The Selkirk’s home town
Beckermet is a small village in West Cumberland, just south of St Bees Head. Today it is overshadowed by the neighbouring village of Sellafield or Calder Hall, site of Britain’s first atomic power station and atomic fuel reprocessing plant, so that Beckermet has become virtually a dormitory village for the workers at Sellafield.
The centre of the village is the church of St John. This was rebuilt in the 19th century and when it was rebuilt, carved stones of the Viking era were found in the foundations and are now preserved in the church. These are much studied by students of Anglian sculpture and this is how Beckermet is best known.
Here is a view of the village street from the churchyard showing also the main village shop.
The churchyard contains many interesting tombstones of the Selkirk family from which something of the family history can be worked out.
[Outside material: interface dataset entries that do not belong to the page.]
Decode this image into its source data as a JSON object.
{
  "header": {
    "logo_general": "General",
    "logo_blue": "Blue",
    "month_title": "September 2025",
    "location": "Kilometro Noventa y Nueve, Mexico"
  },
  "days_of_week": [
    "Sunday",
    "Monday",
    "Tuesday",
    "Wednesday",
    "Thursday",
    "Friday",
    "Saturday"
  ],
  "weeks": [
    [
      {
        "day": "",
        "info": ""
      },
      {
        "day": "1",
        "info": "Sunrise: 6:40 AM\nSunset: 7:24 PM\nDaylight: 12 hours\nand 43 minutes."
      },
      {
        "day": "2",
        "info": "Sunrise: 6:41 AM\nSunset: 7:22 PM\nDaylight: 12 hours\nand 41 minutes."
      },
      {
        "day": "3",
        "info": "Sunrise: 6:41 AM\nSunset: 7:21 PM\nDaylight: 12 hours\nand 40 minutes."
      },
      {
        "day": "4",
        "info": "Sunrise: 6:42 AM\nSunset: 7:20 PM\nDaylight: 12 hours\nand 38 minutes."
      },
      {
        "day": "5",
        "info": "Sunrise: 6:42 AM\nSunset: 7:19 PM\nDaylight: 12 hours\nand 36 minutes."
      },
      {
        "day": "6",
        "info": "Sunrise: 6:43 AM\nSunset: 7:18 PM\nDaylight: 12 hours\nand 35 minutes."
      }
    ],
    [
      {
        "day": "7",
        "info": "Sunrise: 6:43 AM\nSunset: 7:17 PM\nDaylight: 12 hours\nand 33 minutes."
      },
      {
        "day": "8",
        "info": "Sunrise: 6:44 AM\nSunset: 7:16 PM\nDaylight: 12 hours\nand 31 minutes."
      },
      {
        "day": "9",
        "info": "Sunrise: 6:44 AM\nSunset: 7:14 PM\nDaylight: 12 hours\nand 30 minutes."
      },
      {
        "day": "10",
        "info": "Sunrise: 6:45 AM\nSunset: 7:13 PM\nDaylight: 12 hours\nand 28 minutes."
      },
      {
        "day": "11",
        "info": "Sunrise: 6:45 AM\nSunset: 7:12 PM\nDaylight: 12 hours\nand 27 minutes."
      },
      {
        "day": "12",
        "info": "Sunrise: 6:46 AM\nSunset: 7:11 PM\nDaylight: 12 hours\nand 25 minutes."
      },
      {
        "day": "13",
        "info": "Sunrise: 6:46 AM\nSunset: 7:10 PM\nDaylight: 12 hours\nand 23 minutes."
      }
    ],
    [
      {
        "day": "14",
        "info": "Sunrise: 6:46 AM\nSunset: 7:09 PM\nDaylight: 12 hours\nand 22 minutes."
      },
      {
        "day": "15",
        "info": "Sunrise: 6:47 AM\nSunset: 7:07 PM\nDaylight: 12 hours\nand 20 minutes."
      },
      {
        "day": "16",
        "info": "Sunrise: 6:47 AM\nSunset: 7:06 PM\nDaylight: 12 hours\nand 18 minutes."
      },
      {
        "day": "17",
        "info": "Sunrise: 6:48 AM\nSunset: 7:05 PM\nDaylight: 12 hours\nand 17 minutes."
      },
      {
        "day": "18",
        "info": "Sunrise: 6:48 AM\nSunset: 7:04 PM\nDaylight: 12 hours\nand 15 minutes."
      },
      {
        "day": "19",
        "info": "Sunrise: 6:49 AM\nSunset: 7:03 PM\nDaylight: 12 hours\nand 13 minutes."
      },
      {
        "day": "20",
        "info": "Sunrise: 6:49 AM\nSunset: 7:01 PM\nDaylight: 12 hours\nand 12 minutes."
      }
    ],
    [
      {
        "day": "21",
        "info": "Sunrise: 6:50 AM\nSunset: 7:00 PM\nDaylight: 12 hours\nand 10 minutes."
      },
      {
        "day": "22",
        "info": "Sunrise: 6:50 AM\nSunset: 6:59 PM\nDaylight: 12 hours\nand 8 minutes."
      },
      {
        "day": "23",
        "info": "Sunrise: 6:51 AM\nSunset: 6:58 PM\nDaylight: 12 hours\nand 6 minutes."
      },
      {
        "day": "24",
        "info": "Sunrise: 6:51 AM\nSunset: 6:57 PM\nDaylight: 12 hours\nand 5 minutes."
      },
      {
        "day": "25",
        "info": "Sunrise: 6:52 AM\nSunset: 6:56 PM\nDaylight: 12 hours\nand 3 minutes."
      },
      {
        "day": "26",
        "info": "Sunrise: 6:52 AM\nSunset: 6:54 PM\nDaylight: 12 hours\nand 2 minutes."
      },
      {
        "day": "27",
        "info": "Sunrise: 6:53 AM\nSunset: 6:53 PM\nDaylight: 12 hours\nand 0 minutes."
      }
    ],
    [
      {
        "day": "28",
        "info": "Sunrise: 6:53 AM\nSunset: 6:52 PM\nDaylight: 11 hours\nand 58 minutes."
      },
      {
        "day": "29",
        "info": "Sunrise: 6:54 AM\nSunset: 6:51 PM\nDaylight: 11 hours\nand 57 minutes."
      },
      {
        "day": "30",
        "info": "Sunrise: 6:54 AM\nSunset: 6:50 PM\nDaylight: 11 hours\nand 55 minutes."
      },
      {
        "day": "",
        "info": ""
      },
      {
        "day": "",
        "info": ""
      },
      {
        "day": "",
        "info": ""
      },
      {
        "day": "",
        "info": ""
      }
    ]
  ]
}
This is the principal Selkirk tombstone, that of Isaac Selkirk who was William’s father, and his wife Betty, who lived at Coneygarth, the Selkirk family home (as we shall see below).
Several of the children died early. My grandfather Joseph was the youngest and is therefore right at the bottom, but my father remembered going to Beckermet in his youth and staying with auntie Ruth, four from the bottom, who was then living at Coneygarth.
There is a bit of a mystery as to why Uncle William’s name was not added on the tombstone. I suspect that for some reason or other he did not want his name there, but that after his death, two lines were added to the plinth at the bottom recording his name and that he is buried at Slaugham in Sussex.
However the most interesting name is that of John Gunson Selkirk, who also has a separate memorial stone to the side. This says that he died in Spain and was originally buried out there at Rivadella, on the north coast. Now family mythology says that Uncle William got his big break when his elder brother, who was a mining engineer, died in Spain, and Uncle William went out there and took his place. However John Gunson Selkirk died in 1900; yet the article in Lords and Commons quoted on a separate page, was published in 1899 and tells us that by this time Uncle William had already spent 20 months as a geologist in East Africa, and before that had spent several years in Spain, had ridden across Mexico in search of gold, and had twice visited West Africa. When he describes the Victoria Falls he also lets out that he had seen the Niagara Falls, so he had also been up on the American and Canadian border: not bad achievements for a 30-year old! But it does mean that when John Gunson Selkirk died, William already had plenty of practical experience? Were his early visits to Spain as an assistant to his brother from whom he learnt to be a mining engineer? Did he, on the strength of this, go out as a geologist to the Cape to Cairo railway? And when John Gunson unexpectedly died, did Uncle William hurry back to Spain (as the article suggests), to take over from John as a fully fledged mining expert?
Incidentally the middle name Gunson is interesting as there are many other Gunsons buried in the churchyard: I think his mother Betty was a Gunson, and clearly the Selkirks and Gunsons often intermarried.
And here is a photo of Coneygarth, the name clearly written over the door. It was clearly the Selkirk family home, and was one of the better houses in the village. Today it is very spick and span, and beautifully maintained. The atomic power station has made a great deal of difference to the area, having bought work and money and a new influx of highly trained scientists which have made a great difference in bringing wealth and liveliness to what had been a somewhat forgotten area.
According to my father, the discovery of iron ores in the 18th and 19th centuries led to a boom in West Cumberland, with the towns of Workington and Maryport becoming leading manufacturers of railway rails at Workington and ships at Maryport. (Whitehaven was a coal-mining town). However they declined in the 19th century following the discovery of the Bessemer iron smelting process. The advantage of the West Cumberland iron ore was that it was very pure, but the development of the Bessemer process removed the impurities from other sources, so West Cumberland lost its competitive advantage and because of its remoteness, it declined from the early 19th century onwards. The advent of the atomic power station has done something to revive it.
On to William Selkirk in Spain